Organizers and Support


  • Ashish Goel (Stanford University)

    Ashish Goel is a Professor of Management Science and Engineering and (by courtesy) Computer Science at Stanford University, and a member of Stanford's Institute for Computational and Mathematical Engineering. He received his PhD in Computer Science from Stanford in 1999, and was an Assistant Professor of Computer Science at the University of Southern California from 1999 to 2002. His research interests lie in the design, analysis, and applications of algorithms; current application areas of interest include social networks, participatory democracy, Internet commerce, and large scale data processing. Professor Goel is a recipient of an Alfred P. Sloan faculty fellowship (2004-06), a Terman faculty fellowship from Stanford, an NSF Career Award (2002-07), and a Rajeev Motwani mentorship award (2010). He was a co-author on the paper that won the best paper award at WWW 2009, and an Edelman Laureate in 2014.

    Professor Goel was a research fellow and technical advisor at Twitter, Inc. from July 2009 to Aug 2014.

  • Sergei Vassilvitskii (Google Research, NYC)

    Sergei Vassilvitskii is a Research Scientist at Google New York. Previously he was a Research Scientist at Yahoo! Research and an Adjunct Assistant Professor at Columbia University. He completed my PhD at Stanford Universty under the supervision of Rajeev Motwani.

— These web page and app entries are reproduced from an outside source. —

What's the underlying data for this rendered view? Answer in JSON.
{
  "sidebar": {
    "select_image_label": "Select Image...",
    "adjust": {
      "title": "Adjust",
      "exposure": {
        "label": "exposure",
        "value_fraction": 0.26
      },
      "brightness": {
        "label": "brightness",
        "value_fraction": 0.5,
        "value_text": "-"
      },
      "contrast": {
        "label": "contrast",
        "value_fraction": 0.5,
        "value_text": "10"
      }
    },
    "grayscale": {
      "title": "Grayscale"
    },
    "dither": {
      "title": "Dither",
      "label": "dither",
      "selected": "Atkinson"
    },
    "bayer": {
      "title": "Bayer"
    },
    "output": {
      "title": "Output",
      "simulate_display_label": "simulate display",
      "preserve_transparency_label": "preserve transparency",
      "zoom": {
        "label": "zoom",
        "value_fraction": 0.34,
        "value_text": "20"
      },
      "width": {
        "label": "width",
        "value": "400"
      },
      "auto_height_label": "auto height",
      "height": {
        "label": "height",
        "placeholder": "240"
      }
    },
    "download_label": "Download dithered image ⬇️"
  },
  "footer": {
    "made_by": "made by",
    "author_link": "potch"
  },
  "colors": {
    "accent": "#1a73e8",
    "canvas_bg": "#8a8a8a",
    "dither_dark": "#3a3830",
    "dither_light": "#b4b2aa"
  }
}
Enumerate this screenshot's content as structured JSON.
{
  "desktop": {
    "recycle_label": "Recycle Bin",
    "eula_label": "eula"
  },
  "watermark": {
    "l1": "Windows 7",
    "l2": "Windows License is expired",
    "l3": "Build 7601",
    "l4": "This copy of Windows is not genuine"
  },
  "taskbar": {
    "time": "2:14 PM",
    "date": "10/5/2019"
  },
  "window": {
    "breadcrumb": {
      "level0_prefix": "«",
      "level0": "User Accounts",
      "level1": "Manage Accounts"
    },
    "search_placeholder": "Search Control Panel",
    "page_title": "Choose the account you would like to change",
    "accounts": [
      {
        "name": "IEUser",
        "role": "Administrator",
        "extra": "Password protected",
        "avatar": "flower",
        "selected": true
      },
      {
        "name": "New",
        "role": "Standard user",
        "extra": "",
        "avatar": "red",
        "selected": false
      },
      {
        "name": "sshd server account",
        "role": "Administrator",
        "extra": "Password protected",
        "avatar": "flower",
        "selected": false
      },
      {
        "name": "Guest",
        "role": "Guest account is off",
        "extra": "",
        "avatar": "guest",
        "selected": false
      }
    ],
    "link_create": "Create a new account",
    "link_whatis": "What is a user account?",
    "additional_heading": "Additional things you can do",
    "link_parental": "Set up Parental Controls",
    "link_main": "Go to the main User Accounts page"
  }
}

Prior to that he was an undergraduate at Cornell University.

  • Grigory Yaroslavtsev (University of Pennsylvania)

    Grigory Yaroslavtsev is a postdoctoral fellow at the Warren Center for Network and Data Sciences.He was previously a Postdoctoral Fellow in Mathematics at Brown University, ICERM. He received his Ph.D. in Theoretical Computer Science in 2013 from Pennsylvania State University and an M.Sc. in Applied Mathematics and Physics from the Academic University of the Russian Academy of Sciences in 2010.

    Grigory works on efficient algorithms for sparsification, summarization and testing properties of large data, including approximation, parallel and online algorithms, learning theory and property testing, communication and information complexity and private data release.